* Exercise goal *
Pull out each line of the records holding the string "image".
════════════════════
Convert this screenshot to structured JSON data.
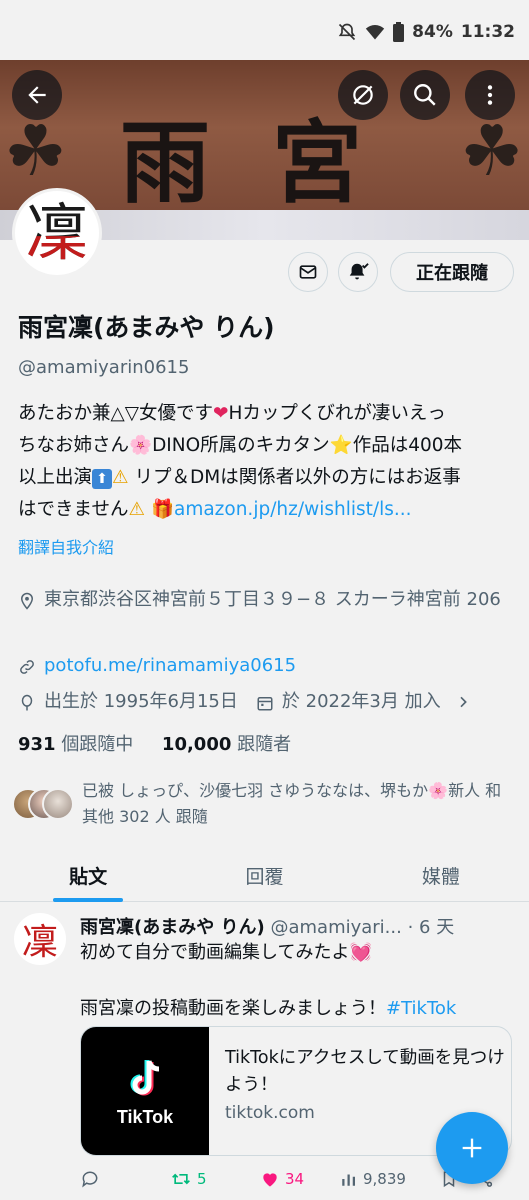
{
  "status_bar": {
    "battery": "84%",
    "time": "11:32"
  },
  "banner": {
    "text": [
      "雨",
      "宮"
    ]
  },
  "profile": {
    "avatar_char": "凜",
    "follow_button": "正在跟隨",
    "display_name": "雨宮凜(あまみや りん)",
    "handle": "@amamiyarin0615",
    "bio_lines": [
      {
        "a": "あたおか兼△▽女優です",
        "heart": "❤",
        "b": "Hカップくびれが凄いえっ"
      },
      {
        "a": "ちなお姉さん",
        "flower": "🌸",
        "b": "DINO所属のキカタン",
        "star": "⭐",
        "c": "作品は400本"
      },
      {
        "a": "以上出演",
        "up": "⬆",
        "warn": "⚠",
        "b": " リプ＆DMは関係者以外の方にはお返事"
      },
      {
        "a": "はできません",
        "warn": "⚠",
        "gift": "🎁",
        "link": "amazon.jp/hz/wishlist/ls..."
      }
    ],
    "translate_bio": "翻譯自我介紹",
    "location": "東京都渋谷区神宮前５丁目３９−８ スカーラ神宮前 206",
    "website": "potofu.me/rinamamiya0615",
    "birth": "出生於 1995年6月15日",
    "joined": "於 2022年3月 加入",
    "following_count": "931",
    "following_label": "個跟隨中",
    "followers_count": "10,000",
    "followers_label": "跟隨者",
    "followed_by": "已被 しょっぴ、沙優七羽 さゆうななは、堺もか🌸新人 和 其他 302 人 跟隨"
  },
  "tabs": [
    "貼文",
    "回覆",
    "媒體"
  ],
  "tweet": {
    "name": "雨宮凜(あまみや りん)",
    "handle": "@amamiyari...",
    "time": "· 6 天",
    "line1": "初めて自分で動画編集してみたよ💓",
    "line2": "雨宮凜の投稿動画を楽しみましょう！",
    "hashtag": "#TikTok",
    "card": {
      "thumb_label": "TikTok",
      "title": "TikTokにアクセスして動画を見つけよう！",
      "domain": "tiktok.com"
    },
    "retweets": "5",
    "likes": "34",
    "views": "9,839"
  },
  "colors": {
    "accent": "#1d9bf0",
    "like": "#f91880",
    "retweet": "#00ba7c",
    "background": "#f2f2f2"
  },
  "icons": [
    "back-arrow-icon",
    "translate-off-icon",
    "search-icon",
    "more-vertical-icon",
    "mail-icon",
    "bell-check-icon",
    "location-icon",
    "link-icon",
    "balloon-icon",
    "calendar-icon",
    "chevron-right-icon",
    "reply-icon",
    "retweet-icon",
    "heart-icon",
    "views-icon",
    "bookmark-icon",
    "share-icon",
    "plus-icon"
  ]
}
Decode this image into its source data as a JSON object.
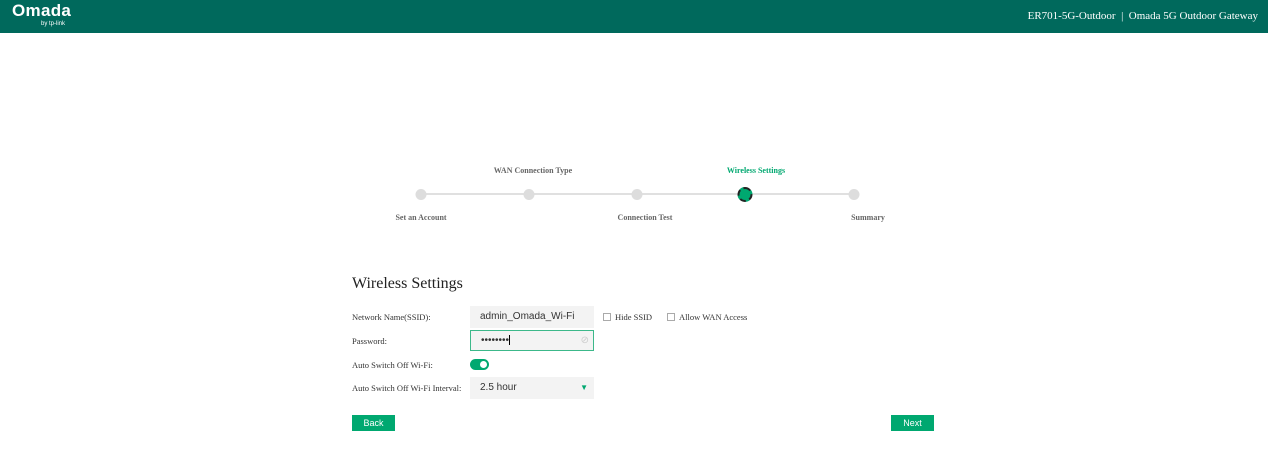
{
  "header": {
    "logo": "Omada",
    "logo_sub": "by tp-link",
    "device": "ER701-5G-Outdoor  |  Omada 5G Outdoor Gateway"
  },
  "steps": [
    {
      "label": "Set an Account"
    },
    {
      "label": "WAN Connection Type"
    },
    {
      "label": "Connection Test"
    },
    {
      "label": "Wireless Settings",
      "active": true
    },
    {
      "label": "Summary"
    }
  ],
  "form": {
    "title": "Wireless Settings",
    "ssid_label": "Network Name(SSID):",
    "ssid_value": "admin_Omada_Wi-Fi",
    "hide_ssid": "Hide SSID",
    "allow_wan": "Allow WAN Access",
    "password_label": "Password:",
    "password_value": "••••••••",
    "auto_off_label": "Auto Switch Off Wi-Fi:",
    "auto_off_on": true,
    "interval_label": "Auto Switch Off Wi-Fi Interval:",
    "interval_value": "2.5 hour"
  },
  "buttons": {
    "back": "Back",
    "next": "Next"
  },
  "colors": {
    "header": "#00695c",
    "accent": "#00a870"
  }
}
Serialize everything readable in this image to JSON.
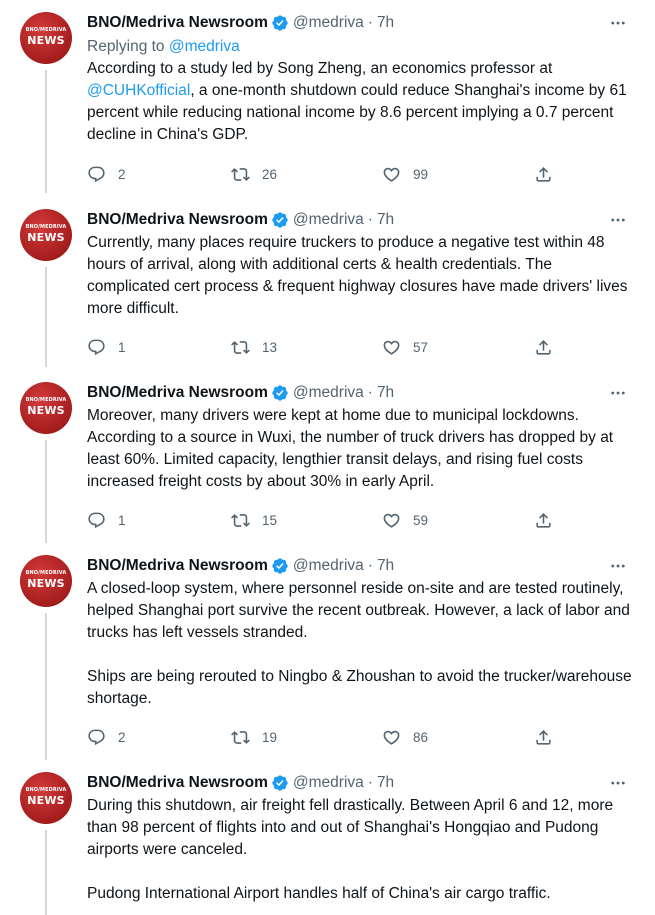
{
  "tweets": [
    {
      "name": "BNO/Medriva Newsroom",
      "handle": "@medriva",
      "dot": "·",
      "time": "7h",
      "replying_prefix": "Replying to ",
      "replying_to": "@medriva",
      "text_parts": {
        "a": "According to a study led by Song Zheng, an economics professor at ",
        "mention": "@CUHKofficial",
        "b": ", a one-month shutdown could reduce Shanghai's income by 61 percent while reducing national income by 8.6 percent implying a 0.7 percent decline in China's GDP."
      },
      "replies": "2",
      "retweets": "26",
      "likes": "99"
    },
    {
      "name": "BNO/Medriva Newsroom",
      "handle": "@medriva",
      "dot": "·",
      "time": "7h",
      "text": "Currently, many places require truckers to produce a negative test within 48 hours of arrival, along with additional certs & health credentials. The complicated cert process & frequent highway closures have made drivers' lives more difficult.",
      "replies": "1",
      "retweets": "13",
      "likes": "57"
    },
    {
      "name": "BNO/Medriva Newsroom",
      "handle": "@medriva",
      "dot": "·",
      "time": "7h",
      "text": "Moreover, many drivers were kept at home due to municipal lockdowns. According to a source in Wuxi, the number of truck drivers has dropped by at least 60%. Limited capacity, lengthier transit delays, and rising fuel costs increased freight costs by about 30% in early April.",
      "replies": "1",
      "retweets": "15",
      "likes": "59"
    },
    {
      "name": "BNO/Medriva Newsroom",
      "handle": "@medriva",
      "dot": "·",
      "time": "7h",
      "text_p1": "A closed-loop system, where personnel reside on-site and are tested routinely, helped Shanghai port survive the recent outbreak. However, a lack of labor and trucks has left vessels stranded.",
      "text_p2": "Ships are being rerouted to Ningbo & Zhoushan to avoid the trucker/warehouse shortage.",
      "replies": "2",
      "retweets": "19",
      "likes": "86"
    },
    {
      "name": "BNO/Medriva Newsroom",
      "handle": "@medriva",
      "dot": "·",
      "time": "7h",
      "text_p1": "During this shutdown, air freight fell drastically. Between April 6 and 12, more than 98 percent of flights into and out of Shanghai's Hongqiao and Pudong airports were canceled.",
      "text_p2": "Pudong International Airport handles half of China's air cargo traffic."
    }
  ],
  "avatar": {
    "small_text": "BNO/MEDRIVA",
    "big_text": "NEWS"
  },
  "colors": {
    "accent": "#1d9bf0",
    "secondary_text": "#536471",
    "avatar_red": "#b22222"
  }
}
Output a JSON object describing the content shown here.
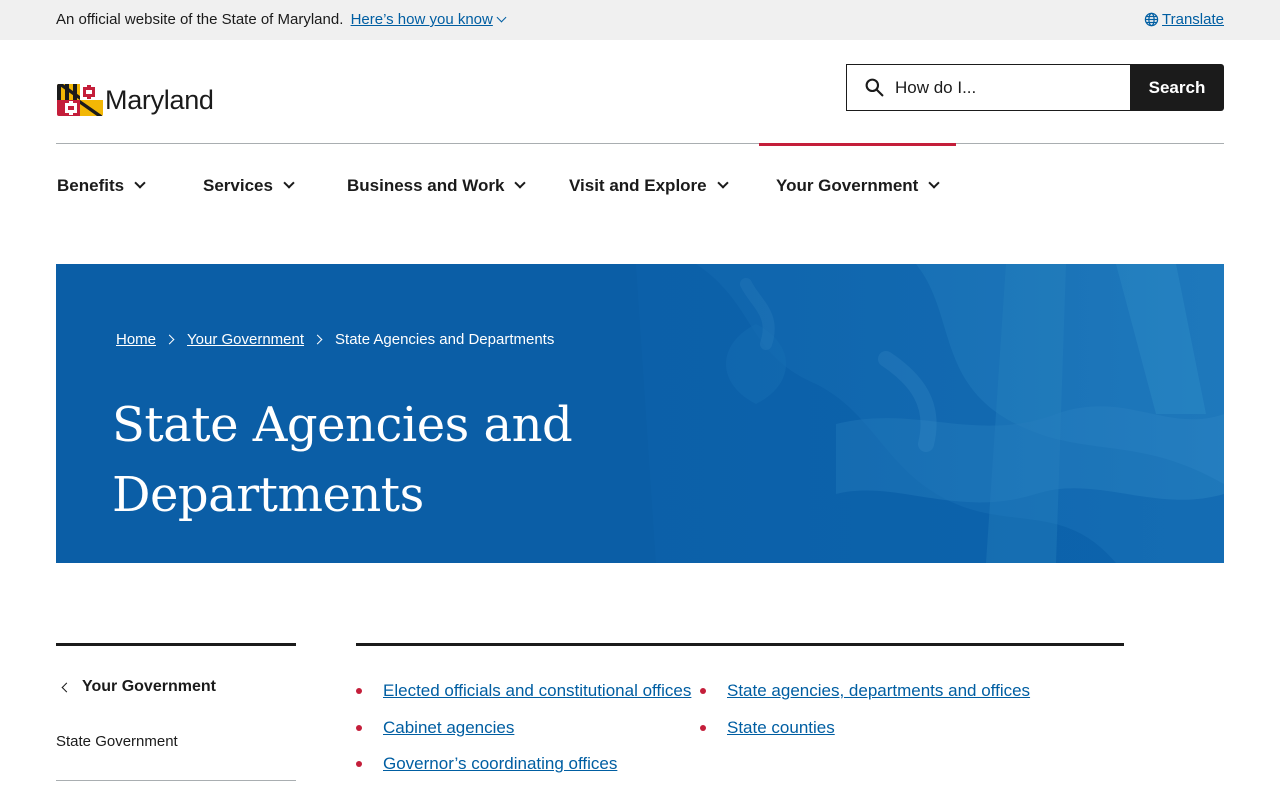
{
  "banner": {
    "text": "An official website of the State of Maryland.",
    "link": "Here’s how you know",
    "translate": "Translate"
  },
  "header": {
    "logo_text": "Maryland",
    "search_placeholder": "How do I...",
    "search_button": "Search"
  },
  "nav": {
    "items": [
      {
        "label": "Benefits"
      },
      {
        "label": "Services"
      },
      {
        "label": "Business and Work"
      },
      {
        "label": "Visit and Explore"
      },
      {
        "label": "Your Government"
      }
    ],
    "active": "Your Government"
  },
  "hero": {
    "breadcrumb": [
      "Home",
      "Your Government",
      "State Agencies and Departments"
    ],
    "title": "State Agencies and Departments"
  },
  "sidenav": {
    "back_label": "Your Government",
    "items": [
      "State Government"
    ]
  },
  "links": {
    "col1": [
      "Elected officials and constitutional offices",
      "Cabinet agencies",
      "Governor’s coordinating offices"
    ],
    "col2": [
      "State agencies, departments and offices",
      "State counties"
    ]
  },
  "colors": {
    "link": "#005ea2",
    "accent_red": "#c41e3a",
    "hero_blue": "#0b5ea6",
    "dark": "#1b1b1b"
  }
}
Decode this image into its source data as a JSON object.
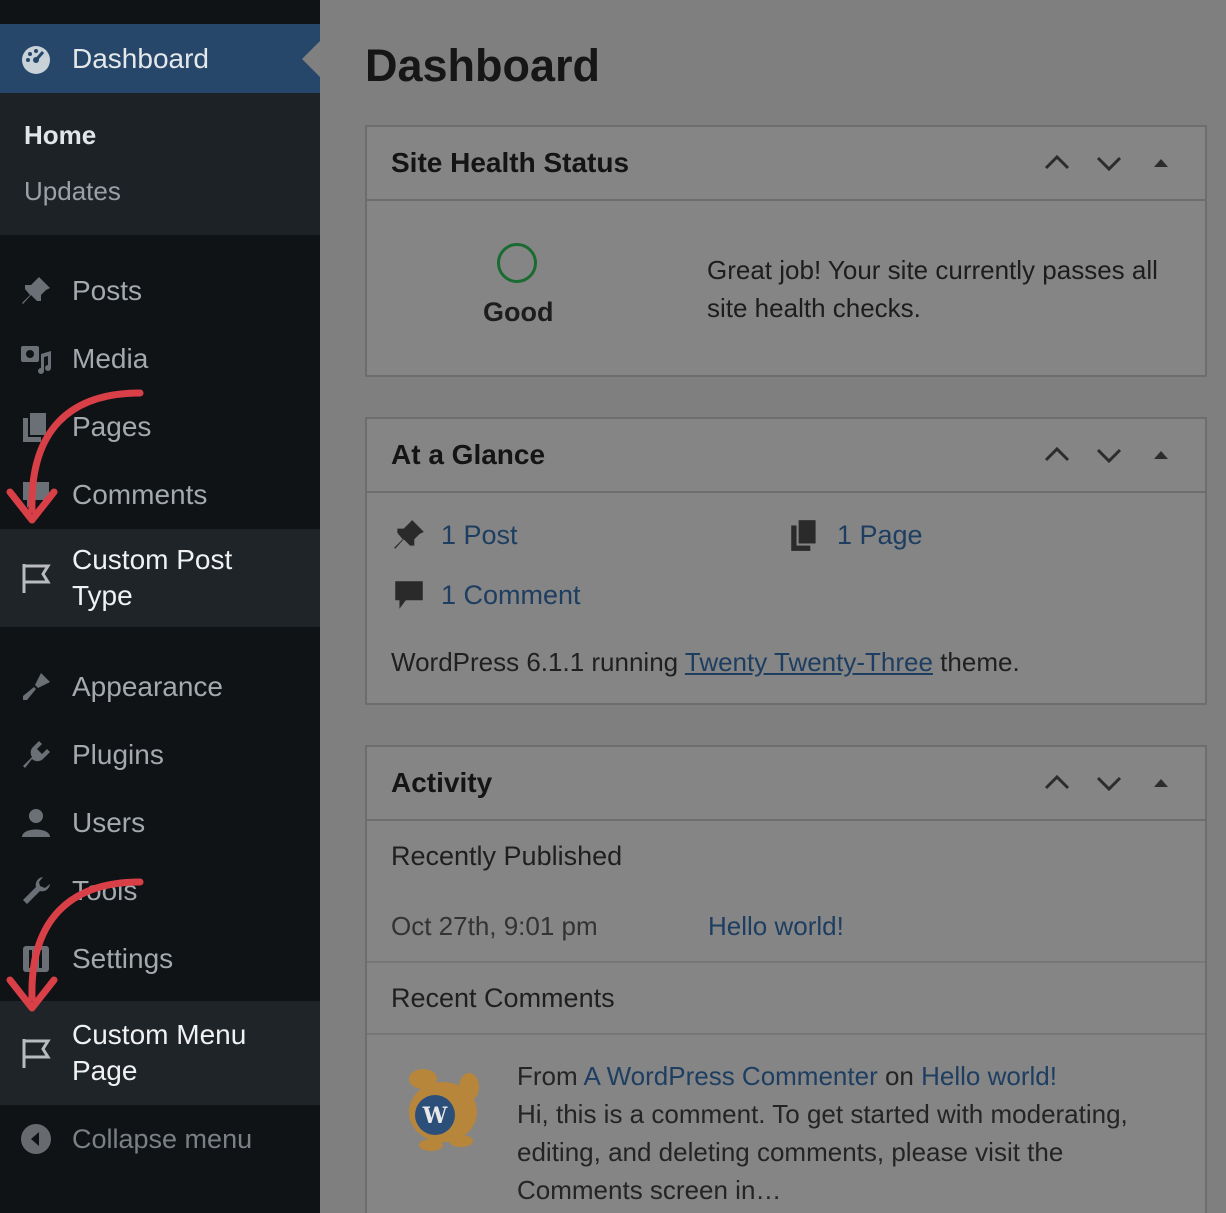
{
  "sidebar": {
    "dashboard": "Dashboard",
    "submenu": [
      "Home",
      "Updates"
    ],
    "items": [
      {
        "label": "Posts",
        "icon": "pin-icon"
      },
      {
        "label": "Media",
        "icon": "media-icon"
      },
      {
        "label": "Pages",
        "icon": "pages-icon"
      },
      {
        "label": "Comments",
        "icon": "comments-icon"
      }
    ],
    "custom_post_type": [
      "Custom Post",
      "Type"
    ],
    "items2": [
      {
        "label": "Appearance",
        "icon": "brush-icon"
      },
      {
        "label": "Plugins",
        "icon": "plugin-icon"
      },
      {
        "label": "Users",
        "icon": "user-icon"
      },
      {
        "label": "Tools",
        "icon": "wrench-icon"
      },
      {
        "label": "Settings",
        "icon": "settings-icon"
      }
    ],
    "custom_menu_page": [
      "Custom Menu",
      "Page"
    ],
    "collapse": "Collapse menu"
  },
  "main": {
    "title": "Dashboard",
    "site_health": {
      "title": "Site Health Status",
      "status": "Good",
      "message": "Great job! Your site currently passes all site health checks."
    },
    "glance": {
      "title": "At a Glance",
      "posts": "1 Post",
      "pages": "1 Page",
      "comments": "1 Comment",
      "footer_prefix": "WordPress 6.1.1 running ",
      "theme": "Twenty Twenty-Three",
      "footer_suffix": " theme."
    },
    "activity": {
      "title": "Activity",
      "recently_published": "Recently Published",
      "post_date": "Oct 27th, 9:01 pm",
      "post_title": "Hello world!",
      "recent_comments": "Recent Comments",
      "from": "From ",
      "author": "A WordPress Commenter",
      "on": " on ",
      "comment_post": "Hello world!",
      "comment_text": "Hi, this is a comment. To get started with moderating, editing, and deleting comments, please visit the Comments screen in…"
    }
  },
  "colors": {
    "sidebar_bg": "#101316",
    "active_bg": "#26466a",
    "arrow": "#d93f47",
    "link": "#1e3e61"
  }
}
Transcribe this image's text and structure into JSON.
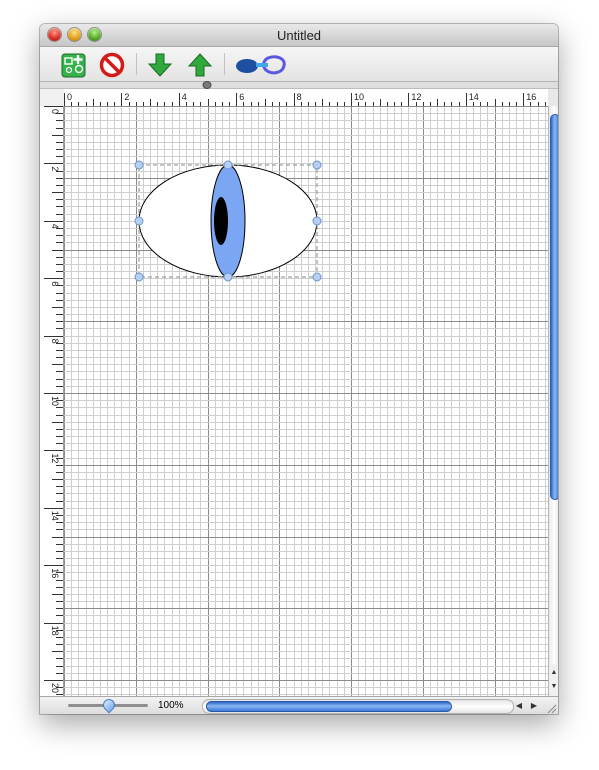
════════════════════
* Response area *
Decode this image into its source data as a JSON object.
Serialize everything readable in this image to JSON.
Decode this image into its source data as a JSON object.
Transcribe this image's text and structure into JSON.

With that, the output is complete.